Consideration must also be given to what institutions and mechanisms exist to bind the UK together while accommodating territorial divergence and how positive relationships can be fostered between the UK government and Parliament in Westminster, and the devolved governments and legislatures. These questions are especially important if we are to see more shared frameworks and policy making in the future.
The Public Administration and Constitutional Affairs Committee (PACAC), which I chair, recently published a report entitled The Future of the Union, part two: Inter-institutional relations in the UK.
This found that the quality of intergovernmental and inter-parliamentary relations in the UK is poor compared to other systems of decentralised government, such as in Canada, Spain or Germany.
The quality of inter-institutional relations has also lagged behind constitutional developments as the devolution of further powers to the devolved parliaments and the corresponding need for greater cooperation between the devolved legislatures and the parliament in Westminster, has not been met by the development of formal procedures to facilitate this cooperation, which has instead taken place through largely informal channels.
While intra-Civil Service relations are better due to the continuation of the shared Civil Service in Great Britain, there remain concerns that the devolved governments are too often treated as an afterthought by Whitehall.
For the reasons outlined, it is essential that this situation is addressed. In its report, PACAC therefore looked at this situation in detail and made a series of recommendations.
These included recommendations that the amount of time set aside for Joint Ministerial Council (JMC) business should be increased; that JMC sub-committees should be established in areas of mutual interest, including tax and welfare; that steps should be taken to enhance inter-parliamentary relations, including by allowing committees of the House of Commons to meet jointly with any specified committee of any of the devolved legislatures; and that Whitehall departments implement procedures to ensure officials from the devolved administrations are engaged in UK policy formation.
Although the UK government did not accept the majority of PACAC’s recommendations, we are continuing to look at these issues. PACAC is now carrying out a wider ranging inquiry Devolution and Exiting the EU.
This will reinforce and build on the recommendations PACAC made in its report on The Future of the Union, part two and will put them in the context of the future of devolution in the UK and why effective and lasting mechanisms for coordinating work between Westminster and the devolved administrations is so important.
Brexit presents a risk to the cohesion of the UK. However, it also presents an opportunity to address the UK’s lack of inter-institutional machinery and subsequently poor inter-institutional relations.
I urge the government to implement PACAC’s recommendations. However, I would also caution that the implementation of formal arrangements is not enough alone. If these are not underpinned by mutual respect and a genuine desire to engage, goodwill, trust and effective relationships will not be achieved.

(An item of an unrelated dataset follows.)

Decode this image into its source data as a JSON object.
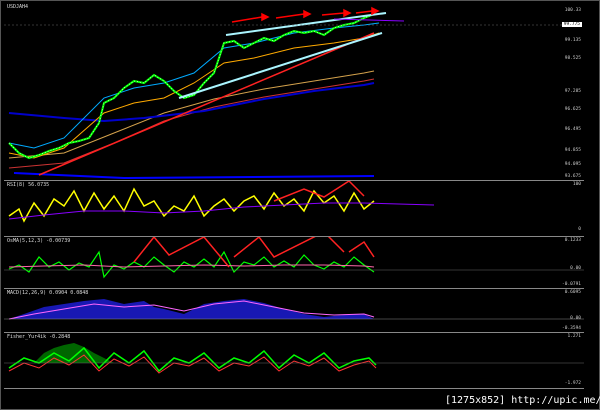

The views expressed in this analysis post are those of the authors and not necessarily those of the UK in a Changing Europe initiative.